“We’ve seen a lot of Zoom plays online, and they mostly were plays that were designed to be on stage that were kind of converted to Zoom, and they weren’t really working for us,” she said.
Dobbins and Zielinski challenged the directors, playwrights and actors to work with the new medium, not against it.
“And so because of the screen and the relationship with the person and the screen, we wanted some creative things to happen that focused on Zoom meetings and screen time, almost like the people are coming out of Zoom into your living room," Dobbins said.
The result is a lineup of shorts that explore new terrain within familiar genres.
In “Two Ghost Night,” by Blaise Miller of Frisco, Texas, virtual ghosts use one man’s technical shortcomings to haunt him — through his computer.
In another, two UFO enthusiasts meet online to discuss a strange object one of them found in the yard in “Distance” by John Enright of Chicago.
“Remote” by Nancy Halper of Summit, N.J. connects two siblings living at opposite ends of the earth to plan their father’s COVID-19 compliant memorial service.
“Return to Normal” by Dan Borengasser of Springdale, Ark., drops in on two actors in a budding relationship as they work through scenes for an upcoming virtual performance.
And a young man visits a virtual confessional conveniently located at a large chain grocery store in “Good for the Soul” by Bruce Boeck of Normal.
Zielinski said being socially distant has actually meant the chance for more connection for some of those involved in the project.
“I think for the directors, it’s been very exciting, not only working with actors that they don’t know, but playwrights,” she said. “And that doesn’t happen a lot. So I think it was exciting for everybody to participate in a way that they had not participated before.”
Dobbins said that includes doing prop, costumes and lighting work themselves.
“It’s so funny, I had a director call me up and say can you meet me at the costume shop for a priest collar, and I said, ‘No! This is a different kind of a project, you’re going to have to figure this out. The actor can find construction paper and masking tape or something,'” Dobbins said. “So there’s a lot that the directors, playwrights and actors have to do, let me say get to do, that they’re not in charge of with an in-person, onstage play.”
But Dobbins emphasized the theater isn’t lowering its standards just to put on a Zoom performance.
“in Bloomington-Normal, Heartland is the theater that’s really focused on quality,” she said. “We’re sometimes called the ‘serious theater,’ which is good and maybe not so great, but we are serious about the quality of what we do.”

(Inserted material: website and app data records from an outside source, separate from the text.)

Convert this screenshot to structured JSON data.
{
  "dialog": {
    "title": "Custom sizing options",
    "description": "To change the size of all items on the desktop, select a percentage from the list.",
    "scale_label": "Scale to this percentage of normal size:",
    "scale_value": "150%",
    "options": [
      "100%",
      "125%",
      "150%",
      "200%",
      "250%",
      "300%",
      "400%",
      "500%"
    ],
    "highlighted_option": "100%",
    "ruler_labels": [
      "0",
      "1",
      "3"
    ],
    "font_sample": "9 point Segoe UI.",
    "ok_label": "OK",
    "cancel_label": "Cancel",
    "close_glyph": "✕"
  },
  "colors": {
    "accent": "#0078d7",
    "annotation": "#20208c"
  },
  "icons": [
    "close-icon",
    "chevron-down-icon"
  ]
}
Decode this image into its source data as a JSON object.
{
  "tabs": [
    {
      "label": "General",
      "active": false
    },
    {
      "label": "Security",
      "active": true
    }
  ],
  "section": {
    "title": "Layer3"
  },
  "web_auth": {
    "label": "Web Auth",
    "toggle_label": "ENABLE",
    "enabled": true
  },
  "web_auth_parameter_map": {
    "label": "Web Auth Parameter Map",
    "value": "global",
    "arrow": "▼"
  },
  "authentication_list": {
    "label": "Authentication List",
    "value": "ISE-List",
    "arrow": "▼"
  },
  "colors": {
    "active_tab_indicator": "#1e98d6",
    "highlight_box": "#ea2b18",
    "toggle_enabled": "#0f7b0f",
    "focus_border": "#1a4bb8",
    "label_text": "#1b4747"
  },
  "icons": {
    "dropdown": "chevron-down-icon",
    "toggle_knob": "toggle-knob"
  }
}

Another element of pressure ensuring these shorts come out nice and hot.
“Hot Shorts” premieres at 7 p.m. Sunday, May 23 on the Heartland Theatre Company YouTube channel.